At the Oct. 23 Navasota City Council Meeting, Mayor Bert Miller issued a proclamation recognizing Nov. 6-10 as Municipal Court Week. The Proclamation pointed out that “more people come in contact with municipal courts than all other Texas courts combined and public impression of the Texas judicial system is largely dependent upon the public’s experience in municipal court.”
In this three part series, the Examiner takes a look at the structure, jurisdictional responsibilities and challenges prompted by unlicensed drivers, lack of parental responsibility and juvenile crime as well as the officers of the court who keep the wheels of justice turning.
Like it or not, ready or not, small-town Municipal Courts are seeing an increase in certain behaviors. Those include unlicensed drivers, a lack of parental responsibility and juvenile offenders.
According to Navasota Municipal Judge Pat Gruner, the number of drivers without U.S. citizenship ticketed for driving without a license is increasing. As a judge, she is sworn to uphold state law and that includes imposing fines for driving on public roadways without a license.
Gruner said, “The citizenship process may take 4-5 years or longer. Meanwhile, these people want to get to work and get their children to school; however, they are driving illegally. When an officer stops them and the driver is unable to produce a driver’s license, they write the driver a ticket.”
She continued, “Most of these folks come to City Hall right away and pay the fine but it does not solve the problem.”
Other situations involve parents who fail to properly secure their children in the car or drive intoxicated with children in the car.
Gruner said, “When children are involved, they have no one to advocate for them when their parents do not insure their safety when riding in a car. It falls on the judge and the Court to be the advocate.”

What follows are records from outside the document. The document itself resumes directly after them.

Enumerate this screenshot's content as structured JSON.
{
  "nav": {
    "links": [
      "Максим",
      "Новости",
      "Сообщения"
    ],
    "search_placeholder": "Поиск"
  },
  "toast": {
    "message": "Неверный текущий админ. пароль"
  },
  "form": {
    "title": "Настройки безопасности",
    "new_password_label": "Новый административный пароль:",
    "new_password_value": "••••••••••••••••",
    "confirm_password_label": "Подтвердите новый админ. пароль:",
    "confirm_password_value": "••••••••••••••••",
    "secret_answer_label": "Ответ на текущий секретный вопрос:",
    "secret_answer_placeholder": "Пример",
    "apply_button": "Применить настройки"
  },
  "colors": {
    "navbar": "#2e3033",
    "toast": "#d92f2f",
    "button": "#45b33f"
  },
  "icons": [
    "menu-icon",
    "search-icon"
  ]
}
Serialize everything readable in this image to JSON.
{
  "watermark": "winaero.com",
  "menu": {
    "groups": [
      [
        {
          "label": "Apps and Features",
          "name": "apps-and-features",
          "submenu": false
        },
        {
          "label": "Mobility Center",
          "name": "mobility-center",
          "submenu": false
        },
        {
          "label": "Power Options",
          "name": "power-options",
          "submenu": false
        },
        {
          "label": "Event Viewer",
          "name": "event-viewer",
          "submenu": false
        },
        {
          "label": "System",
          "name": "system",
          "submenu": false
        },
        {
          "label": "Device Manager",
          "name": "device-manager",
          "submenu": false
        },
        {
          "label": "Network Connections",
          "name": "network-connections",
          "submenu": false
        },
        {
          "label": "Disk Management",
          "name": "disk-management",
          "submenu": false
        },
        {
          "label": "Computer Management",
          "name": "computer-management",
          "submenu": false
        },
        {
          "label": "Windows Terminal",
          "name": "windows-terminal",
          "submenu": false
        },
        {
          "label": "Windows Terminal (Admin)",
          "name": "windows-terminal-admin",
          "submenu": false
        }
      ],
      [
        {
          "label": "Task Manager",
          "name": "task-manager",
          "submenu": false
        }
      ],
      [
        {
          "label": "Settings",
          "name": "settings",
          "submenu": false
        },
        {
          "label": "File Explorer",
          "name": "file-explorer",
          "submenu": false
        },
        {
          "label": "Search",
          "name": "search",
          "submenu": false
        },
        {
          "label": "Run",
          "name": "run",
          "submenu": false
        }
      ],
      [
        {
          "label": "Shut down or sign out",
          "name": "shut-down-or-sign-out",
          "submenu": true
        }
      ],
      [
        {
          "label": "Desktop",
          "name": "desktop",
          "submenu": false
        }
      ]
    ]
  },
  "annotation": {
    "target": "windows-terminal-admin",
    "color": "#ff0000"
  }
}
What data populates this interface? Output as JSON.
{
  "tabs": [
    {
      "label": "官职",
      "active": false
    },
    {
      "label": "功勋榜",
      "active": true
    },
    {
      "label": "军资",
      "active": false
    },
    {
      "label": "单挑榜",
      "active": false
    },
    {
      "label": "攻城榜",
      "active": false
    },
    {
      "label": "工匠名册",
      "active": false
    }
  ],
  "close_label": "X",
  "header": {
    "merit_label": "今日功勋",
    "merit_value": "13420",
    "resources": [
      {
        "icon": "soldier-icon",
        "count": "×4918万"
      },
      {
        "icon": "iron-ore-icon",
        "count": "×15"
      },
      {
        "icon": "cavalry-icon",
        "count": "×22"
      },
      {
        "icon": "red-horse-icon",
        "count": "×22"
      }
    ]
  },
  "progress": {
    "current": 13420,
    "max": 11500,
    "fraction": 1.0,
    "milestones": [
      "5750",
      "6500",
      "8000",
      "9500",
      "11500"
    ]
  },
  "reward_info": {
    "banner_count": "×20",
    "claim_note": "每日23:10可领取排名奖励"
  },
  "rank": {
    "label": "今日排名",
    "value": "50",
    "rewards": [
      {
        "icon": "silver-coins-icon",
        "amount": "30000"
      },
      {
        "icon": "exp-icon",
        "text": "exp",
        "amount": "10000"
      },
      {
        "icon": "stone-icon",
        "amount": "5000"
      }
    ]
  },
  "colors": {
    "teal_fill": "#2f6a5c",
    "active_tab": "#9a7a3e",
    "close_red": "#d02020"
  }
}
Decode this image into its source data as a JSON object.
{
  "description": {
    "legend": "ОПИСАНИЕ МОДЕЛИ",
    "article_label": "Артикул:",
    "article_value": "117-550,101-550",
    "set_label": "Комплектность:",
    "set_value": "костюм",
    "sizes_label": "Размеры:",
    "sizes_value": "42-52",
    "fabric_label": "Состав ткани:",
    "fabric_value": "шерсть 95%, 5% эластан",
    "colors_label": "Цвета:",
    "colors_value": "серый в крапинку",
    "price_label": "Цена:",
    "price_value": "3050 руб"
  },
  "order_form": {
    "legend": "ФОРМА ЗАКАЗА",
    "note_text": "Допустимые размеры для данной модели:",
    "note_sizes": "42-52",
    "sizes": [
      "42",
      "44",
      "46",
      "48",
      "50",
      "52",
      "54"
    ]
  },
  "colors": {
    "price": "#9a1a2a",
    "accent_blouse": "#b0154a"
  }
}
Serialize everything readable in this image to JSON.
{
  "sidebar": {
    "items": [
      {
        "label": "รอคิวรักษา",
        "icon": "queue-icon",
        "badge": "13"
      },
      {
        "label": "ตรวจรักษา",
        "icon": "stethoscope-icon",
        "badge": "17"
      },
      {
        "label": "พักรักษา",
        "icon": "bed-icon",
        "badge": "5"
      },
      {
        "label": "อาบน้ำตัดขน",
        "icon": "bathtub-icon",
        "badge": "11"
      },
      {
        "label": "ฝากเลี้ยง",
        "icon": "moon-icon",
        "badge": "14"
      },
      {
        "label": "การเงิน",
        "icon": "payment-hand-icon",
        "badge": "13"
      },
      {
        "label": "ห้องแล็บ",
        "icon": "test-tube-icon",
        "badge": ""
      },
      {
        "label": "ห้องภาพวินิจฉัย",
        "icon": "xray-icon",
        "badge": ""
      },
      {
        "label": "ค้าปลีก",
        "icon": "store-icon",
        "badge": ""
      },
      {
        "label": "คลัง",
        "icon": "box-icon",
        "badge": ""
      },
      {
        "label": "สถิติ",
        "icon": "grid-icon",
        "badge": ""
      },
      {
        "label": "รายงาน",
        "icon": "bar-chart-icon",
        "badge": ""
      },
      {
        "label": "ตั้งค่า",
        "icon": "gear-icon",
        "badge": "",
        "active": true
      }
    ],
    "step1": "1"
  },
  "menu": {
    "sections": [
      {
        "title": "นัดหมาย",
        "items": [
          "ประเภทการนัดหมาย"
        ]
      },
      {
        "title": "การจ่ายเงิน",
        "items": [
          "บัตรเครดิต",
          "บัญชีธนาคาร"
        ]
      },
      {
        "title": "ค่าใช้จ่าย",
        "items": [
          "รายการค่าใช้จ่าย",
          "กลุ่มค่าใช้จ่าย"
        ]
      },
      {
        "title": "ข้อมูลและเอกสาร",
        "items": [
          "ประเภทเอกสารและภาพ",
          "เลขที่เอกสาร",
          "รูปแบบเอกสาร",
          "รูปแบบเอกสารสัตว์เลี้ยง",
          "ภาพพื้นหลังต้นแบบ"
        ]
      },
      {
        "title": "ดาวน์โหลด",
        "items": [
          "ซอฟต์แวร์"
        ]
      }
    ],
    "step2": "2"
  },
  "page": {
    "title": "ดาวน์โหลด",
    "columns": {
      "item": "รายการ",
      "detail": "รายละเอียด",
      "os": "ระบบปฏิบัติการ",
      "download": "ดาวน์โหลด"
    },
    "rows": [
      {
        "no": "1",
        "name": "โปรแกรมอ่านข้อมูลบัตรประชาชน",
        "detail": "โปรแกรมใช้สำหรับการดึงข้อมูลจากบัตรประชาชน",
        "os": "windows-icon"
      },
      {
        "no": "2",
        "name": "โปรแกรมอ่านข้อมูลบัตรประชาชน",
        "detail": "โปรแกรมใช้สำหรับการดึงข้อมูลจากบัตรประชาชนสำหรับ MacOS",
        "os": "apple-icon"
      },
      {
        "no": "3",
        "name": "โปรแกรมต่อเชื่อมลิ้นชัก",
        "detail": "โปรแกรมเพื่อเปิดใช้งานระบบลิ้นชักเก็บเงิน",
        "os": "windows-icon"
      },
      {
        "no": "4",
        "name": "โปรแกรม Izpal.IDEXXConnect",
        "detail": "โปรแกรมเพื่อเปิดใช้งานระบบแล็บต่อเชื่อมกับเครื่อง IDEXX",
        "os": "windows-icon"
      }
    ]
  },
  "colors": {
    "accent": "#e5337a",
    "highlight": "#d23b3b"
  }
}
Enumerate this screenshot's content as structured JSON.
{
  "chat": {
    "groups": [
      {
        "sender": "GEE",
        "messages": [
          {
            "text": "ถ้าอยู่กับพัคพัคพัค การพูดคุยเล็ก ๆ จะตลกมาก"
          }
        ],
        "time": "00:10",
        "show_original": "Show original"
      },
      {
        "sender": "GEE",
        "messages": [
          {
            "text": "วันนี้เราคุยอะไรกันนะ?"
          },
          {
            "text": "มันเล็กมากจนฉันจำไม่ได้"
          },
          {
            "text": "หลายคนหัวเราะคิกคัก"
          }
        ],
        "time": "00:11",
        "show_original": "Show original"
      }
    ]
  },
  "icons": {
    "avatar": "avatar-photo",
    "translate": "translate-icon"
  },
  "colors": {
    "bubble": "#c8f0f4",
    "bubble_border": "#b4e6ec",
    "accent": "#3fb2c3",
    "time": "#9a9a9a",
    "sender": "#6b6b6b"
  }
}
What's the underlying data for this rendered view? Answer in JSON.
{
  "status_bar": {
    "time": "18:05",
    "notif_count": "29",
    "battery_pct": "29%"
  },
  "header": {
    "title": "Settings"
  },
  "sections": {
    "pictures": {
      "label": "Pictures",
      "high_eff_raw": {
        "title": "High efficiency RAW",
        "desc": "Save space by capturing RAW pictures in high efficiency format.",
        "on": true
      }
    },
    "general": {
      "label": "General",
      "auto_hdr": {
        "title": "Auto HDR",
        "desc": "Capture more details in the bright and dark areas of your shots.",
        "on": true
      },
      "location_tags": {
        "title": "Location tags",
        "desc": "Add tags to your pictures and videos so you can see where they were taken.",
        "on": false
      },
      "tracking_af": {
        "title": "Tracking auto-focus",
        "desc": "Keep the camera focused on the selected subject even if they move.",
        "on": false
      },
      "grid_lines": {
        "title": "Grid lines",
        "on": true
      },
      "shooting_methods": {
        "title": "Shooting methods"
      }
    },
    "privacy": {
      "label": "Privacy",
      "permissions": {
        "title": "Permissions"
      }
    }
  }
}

Gruner explained that after admonishing the parent, the appropriate fine is assessed.
She recalled a recent case saying, “A man was cited for passing in a no-passing zone while speeding, with an open container and four minor children not wearing seatbelts, or in a required child safety seat.”
No easy fix
According to Gruner, Navasota Municipal Court sees 4-5 juveniles/minors each month. Juvenile age is 10-16 and Minor is 1718 for most offenses. Cases range from smoking, fighting, driving without a license to theft or possession of alcohol or drug paraphernalia. Texas law requires a parent to appear in court.
Gruner said, “It’s an opportunity to reach and teach. Former Municipal Judge John LeFlore never hesitated to fine bad parents for failing to teach kids right from wrong. Many parents admit in Court they allowed their 15-year old son or daughter to drive with no license or insurance, at night, to go to Bryan or elsewhere.”
Serious crimes by juveniles such as auto theft, carrying a weapon and evading arrest require the juvenile and a parent or guardian to appear in Municipal Court. After rights are read, the young offender may be sent to a juvenile justice facility in Brazos, Montgomery or another county with an open spot; however, this may be in the middle of the night and juvenile facilities are often full.
Gruner said, “The lack of resources for juvenile offenders is a growing problem. Their age is much younger than their street smarts! Present law practically excuses them from criminal responsibility. There are no quick or cheap fixes.”
The RED class
For the past two years, Gruner has used Reality Education for Drivers (RED) as a sentencing tool for drivers aged 17-25 who come to her court for excessive speed – 90 to 120-plus mph.
The free class is offered by Texas A&M AgriLife Extension Service, TxDOT and WATCH UR BAC Alcohol and Drug Awareness Program and referrals come from judges and justices of the peace.
The five-hour in-person class has been held three times at Navasota City Hall and three more classes are scheduled over the next nine months.
Gruner said, “At class starting time, entry doors are locked and no one is admitted late. It’s intense, gripping and interesting, reviewing choices drivers make every time they get behind the wheel. Including compelling videos about seat belt use, impaired from texting, alcohol and drugs, to drowsiness, the number of passengers in the car and their behavior.”
She continued, “It’s like ‘Scared Straight’ for drivers and is an effective tool. Three defendants have come back to my Court on their own just to thank me for making them attend RED.”
Justice and mercy
Reiterating the message of the Municipal Court Week proclamation, Gruner said, “Municipal Court is the face of Navasota to many. It is important to treat every defendant with courtesy and respect. I am grateful to the Navasota City Council for believing in me and trusting me. This work is meaningful and puts me in a position to help the people of Navasota. It’s about justice and mercy.”